* **Excerpted data**:
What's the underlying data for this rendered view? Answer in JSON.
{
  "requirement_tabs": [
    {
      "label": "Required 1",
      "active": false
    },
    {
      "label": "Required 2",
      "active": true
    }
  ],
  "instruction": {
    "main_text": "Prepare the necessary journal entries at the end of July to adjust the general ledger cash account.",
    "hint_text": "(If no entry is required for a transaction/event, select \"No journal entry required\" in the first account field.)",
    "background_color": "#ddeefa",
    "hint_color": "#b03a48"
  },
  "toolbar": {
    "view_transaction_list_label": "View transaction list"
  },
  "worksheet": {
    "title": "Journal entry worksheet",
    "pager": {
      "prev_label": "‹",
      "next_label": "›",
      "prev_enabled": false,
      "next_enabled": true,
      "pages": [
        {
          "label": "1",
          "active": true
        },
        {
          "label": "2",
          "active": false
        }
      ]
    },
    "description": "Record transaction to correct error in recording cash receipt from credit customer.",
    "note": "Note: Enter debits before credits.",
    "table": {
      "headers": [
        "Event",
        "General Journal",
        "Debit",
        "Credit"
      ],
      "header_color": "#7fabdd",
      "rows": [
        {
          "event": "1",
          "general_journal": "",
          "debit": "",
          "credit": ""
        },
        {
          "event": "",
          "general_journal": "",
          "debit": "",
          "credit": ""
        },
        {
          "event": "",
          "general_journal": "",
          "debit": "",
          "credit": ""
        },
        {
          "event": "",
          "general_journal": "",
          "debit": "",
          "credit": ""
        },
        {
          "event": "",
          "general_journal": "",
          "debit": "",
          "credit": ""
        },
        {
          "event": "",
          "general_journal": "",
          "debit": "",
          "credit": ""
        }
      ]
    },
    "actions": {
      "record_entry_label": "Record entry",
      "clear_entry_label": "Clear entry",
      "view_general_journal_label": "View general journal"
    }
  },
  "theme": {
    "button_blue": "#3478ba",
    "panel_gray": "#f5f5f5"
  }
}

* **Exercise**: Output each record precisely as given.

* **Completed exercise**:
What's the underlying data for this rendered view? Answer in JSON.
{
  "requirement_tabs": [
    {
      "label": "Required 1",
      "active": false
    },
    {
      "label": "Required 2",
      "active": true
    }
  ],
  "instruction": {
    "main_text": "Prepare the necessary journal entries at the end of July to adjust the general ledger cash account.",
    "hint_text": "(If no entry is required for a transaction/event, select \"No journal entry required\" in the first account field.)",
    "background_color": "#ddeefa",
    "hint_color": "#b03a48"
  },
  "toolbar": {
    "view_transaction_list_label": "View transaction list"
  },
  "worksheet": {
    "title": "Journal entry worksheet",
    "pager": {
      "prev_label": "‹",
      "next_label": "›",
      "prev_enabled": false,
      "next_enabled": true,
      "pages": [
        {
          "label": "1",
          "active": true
        },
        {
          "label": "2",
          "active": false
        }
      ]
    },
    "description": "Record transaction to correct error in recording cash receipt from credit customer.",
    "note": "Note: Enter debits before credits.",
    "table": {
      "headers": [
        "Event",
        "General Journal",
        "Debit",
        "Credit"
      ],
      "header_color": "#7fabdd",
      "rows": [
        {
          "event": "1",
          "general_journal": "",
          "debit": "",
          "credit": ""
        },
        {
          "event": "",
          "general_journal": "",
          "debit": "",
          "credit": ""
        },
        {
          "event": "",
          "general_journal": "",
          "debit": "",
          "credit": ""
        },
        {
          "event": "",
          "general_journal": "",
          "debit": "",
          "credit": ""
        },
        {
          "event": "",
          "general_journal": "",
          "debit": "",
          "credit": ""
        },
        {
          "event": "",
          "general_journal": "",
          "debit": "",
          "credit": ""
        }
      ]
    },
    "actions": {
      "record_entry_label": "Record entry",
      "clear_entry_label": "Clear entry",
      "view_general_journal_label": "View general journal"
    }
  },
  "theme": {
    "button_blue": "#3478ba",
    "panel_gray": "#f5f5f5"
  }
}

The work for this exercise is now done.